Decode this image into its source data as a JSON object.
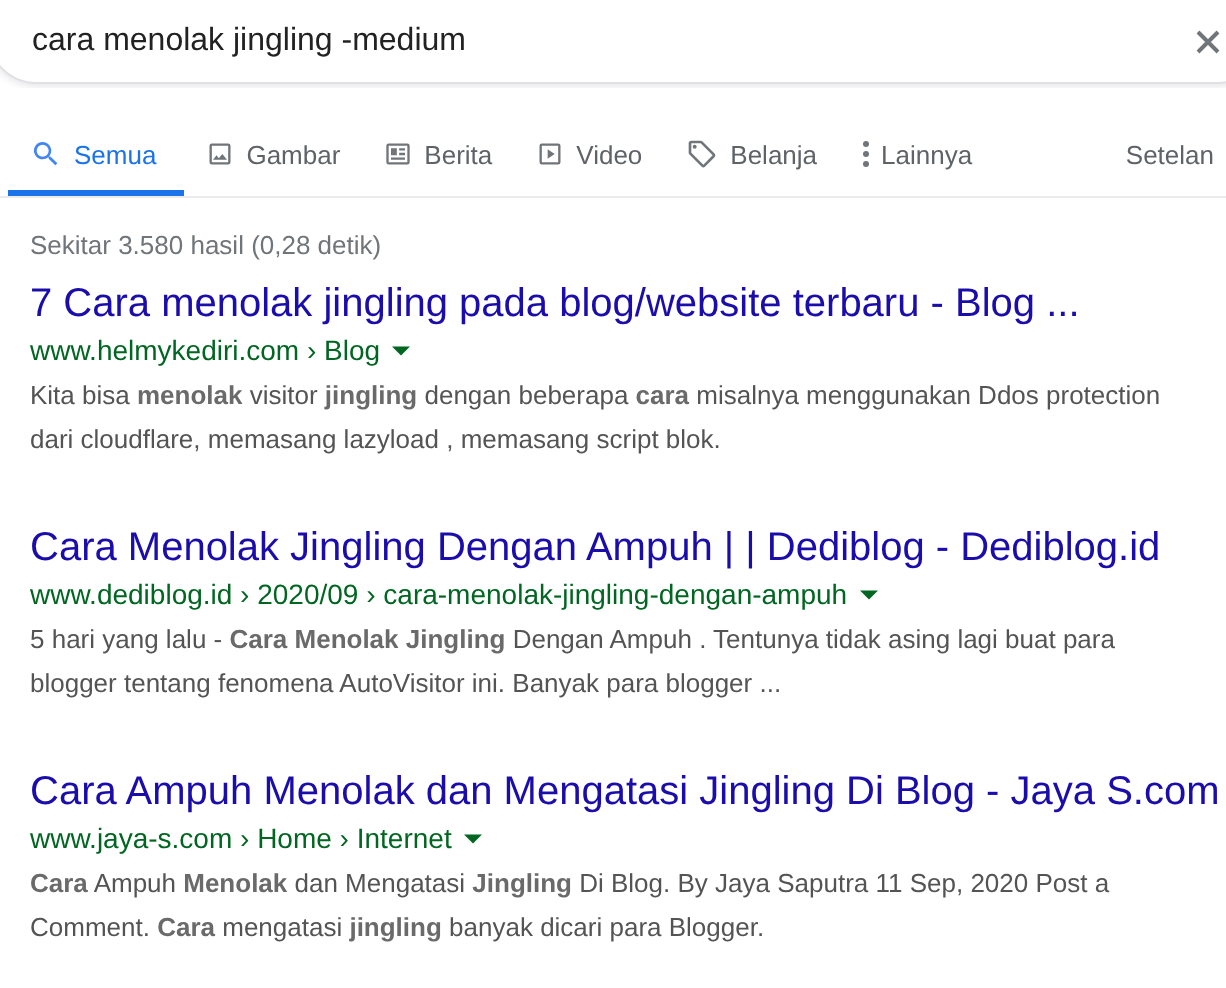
{
  "search": {
    "value": "cara menolak jingling -medium"
  },
  "tabs": [
    {
      "label": "Semua",
      "kind": "search",
      "selected": true
    },
    {
      "label": "Gambar",
      "kind": "image",
      "selected": false
    },
    {
      "label": "Berita",
      "kind": "news",
      "selected": false
    },
    {
      "label": "Video",
      "kind": "video",
      "selected": false
    },
    {
      "label": "Belanja",
      "kind": "tag",
      "selected": false
    },
    {
      "label": "Lainnya",
      "kind": "more",
      "selected": false
    }
  ],
  "settings_link": "Setelan",
  "result_stats": "Sekitar 3.580 hasil (0,28 detik)",
  "results": [
    {
      "title": "7 Cara menolak jingling pada blog/website terbaru - Blog ...",
      "url": "www.helmykediri.com › Blog",
      "snippet": "Kita bisa **menolak** visitor **jingling** dengan beberapa **cara** misalnya menggunakan Ddos protection dari cloudflare, memasang lazyload , memasang script blok."
    },
    {
      "title": "Cara Menolak Jingling Dengan Ampuh | | Dediblog - Dediblog.id",
      "url": "www.dediblog.id › 2020/09 › cara-menolak-jingling-dengan-ampuh",
      "snippet": "5 hari yang lalu - **Cara Menolak Jingling** Dengan Ampuh . Tentunya tidak asing lagi buat para blogger tentang fenomena AutoVisitor ini. Banyak para blogger ..."
    },
    {
      "title": "Cara Ampuh Menolak dan Mengatasi Jingling Di Blog - Jaya S.com",
      "url": "www.jaya-s.com › Home › Internet",
      "snippet": "**Cara** Ampuh **Menolak** dan Mengatasi **Jingling** Di Blog. By Jaya Saputra 11 Sep, 2020 Post a Comment. **Cara** mengatasi **jingling** banyak dicari para Blogger."
    }
  ]
}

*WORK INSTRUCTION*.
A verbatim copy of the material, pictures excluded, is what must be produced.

*YOUR SOLUTION*.
Decode this image into its source data as a JSON object.
{
  "search": {
    "value": "cara menolak jingling -medium"
  },
  "tabs": [
    {
      "label": "Semua",
      "kind": "search",
      "selected": true
    },
    {
      "label": "Gambar",
      "kind": "image",
      "selected": false
    },
    {
      "label": "Berita",
      "kind": "news",
      "selected": false
    },
    {
      "label": "Video",
      "kind": "video",
      "selected": false
    },
    {
      "label": "Belanja",
      "kind": "tag",
      "selected": false
    },
    {
      "label": "Lainnya",
      "kind": "more",
      "selected": false
    }
  ],
  "settings_link": "Setelan",
  "result_stats": "Sekitar 3.580 hasil (0,28 detik)",
  "results": [
    {
      "title": "7 Cara menolak jingling pada blog/website terbaru - Blog ...",
      "url": "www.helmykediri.com › Blog",
      "snippet": "Kita bisa **menolak** visitor **jingling** dengan beberapa **cara** misalnya menggunakan Ddos protection dari cloudflare, memasang lazyload , memasang script blok."
    },
    {
      "title": "Cara Menolak Jingling Dengan Ampuh | | Dediblog - Dediblog.id",
      "url": "www.dediblog.id › 2020/09 › cara-menolak-jingling-dengan-ampuh",
      "snippet": "5 hari yang lalu - **Cara Menolak Jingling** Dengan Ampuh . Tentunya tidak asing lagi buat para blogger tentang fenomena AutoVisitor ini. Banyak para blogger ..."
    },
    {
      "title": "Cara Ampuh Menolak dan Mengatasi Jingling Di Blog - Jaya S.com",
      "url": "www.jaya-s.com › Home › Internet",
      "snippet": "**Cara** Ampuh **Menolak** dan Mengatasi **Jingling** Di Blog. By Jaya Saputra 11 Sep, 2020 Post a Comment. **Cara** mengatasi **jingling** banyak dicari para Blogger."
    }
  ]
}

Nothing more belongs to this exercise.